Author: Jane Clayson Johnson
Genre: LDS Non-Fiction, Motherhood
Date Finished: 29 May 2008
My Rating: 4 Stars
I am a Mother by Jane Clayson Johnson, former co-anchor of the Early Show on CBS , is an inspiring little book about what it means to be a mother and how we as women can and should support each other.
The book is peppered with quotes from everyone from leaders of the LDS Church to Oprah and Anna Quindlen. Johnson also shares many personal stories about her life before and after she became a mother. The central message of the book is one of support and understanding for mothers every where and in every situation.
My favorite part of the book was the chapter titled "Walking in each other's shoes." Johnson discusses how we as mothers, judge and criticize each other too quickly and too harshly without really knowing each other and our stories. "In every woman's story there are unknowns-struggles only she knows about, fears she's tried to overcome but still harbors, disappointments and sorrows she bears. The last thing any of us wants-or needs-is to be judged by others who don't know our stories, in part or at all." (104) Instead of judging and criticizing, we as women and mothers need to show charity and compassion towards one another.
I also really enjoyed two quotes from Bruce C. Hafen that Johnson shared on this same topic.
- "Can we love and support each other without judging each other harshly? So many of us are trying our hardest to live the commandments, often against great odds in our personal lives and unique family situations. Heaven knows, the world isn't giving us much support in these relationships. Let us support one another, even when-especailly when we differ on matters of personal choice and circumstance. Those are usually differences of preference, not principle." ("Women and the Moral Center of Gravity." in Ye Shall Bear Record of Me, 300).
- "If LDS women criticize each other rather than connect with and support each other, the adversary wins the day by driving wedges into natural, womanly relationships of strength.

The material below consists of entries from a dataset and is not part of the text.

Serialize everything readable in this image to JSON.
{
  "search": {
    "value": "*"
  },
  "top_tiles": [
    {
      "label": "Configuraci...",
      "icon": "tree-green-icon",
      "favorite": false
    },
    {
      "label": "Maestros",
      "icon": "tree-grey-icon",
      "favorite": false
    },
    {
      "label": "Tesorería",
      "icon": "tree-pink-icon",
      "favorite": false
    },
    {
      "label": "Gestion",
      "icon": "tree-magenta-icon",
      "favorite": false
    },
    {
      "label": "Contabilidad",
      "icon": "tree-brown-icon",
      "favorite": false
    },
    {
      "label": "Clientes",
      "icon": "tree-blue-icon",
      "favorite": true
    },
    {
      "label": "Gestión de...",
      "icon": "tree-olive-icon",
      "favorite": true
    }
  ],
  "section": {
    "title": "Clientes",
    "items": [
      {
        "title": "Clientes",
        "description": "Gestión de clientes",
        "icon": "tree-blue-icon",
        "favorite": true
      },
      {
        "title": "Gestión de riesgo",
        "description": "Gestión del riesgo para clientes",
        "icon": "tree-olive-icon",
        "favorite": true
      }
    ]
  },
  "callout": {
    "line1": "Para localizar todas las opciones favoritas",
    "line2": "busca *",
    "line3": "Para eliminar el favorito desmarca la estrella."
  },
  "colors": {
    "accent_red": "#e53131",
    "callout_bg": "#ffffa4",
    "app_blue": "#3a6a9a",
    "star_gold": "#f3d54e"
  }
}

Because women can give so much never-failing charity to each other in relationships, one curse of the modern world has been to isolate and alienate women-including LDS women-from one another by making them more competitive" ("Women and the Moral Center of Gravity." in Ye Shall Bear Record of Me, 300).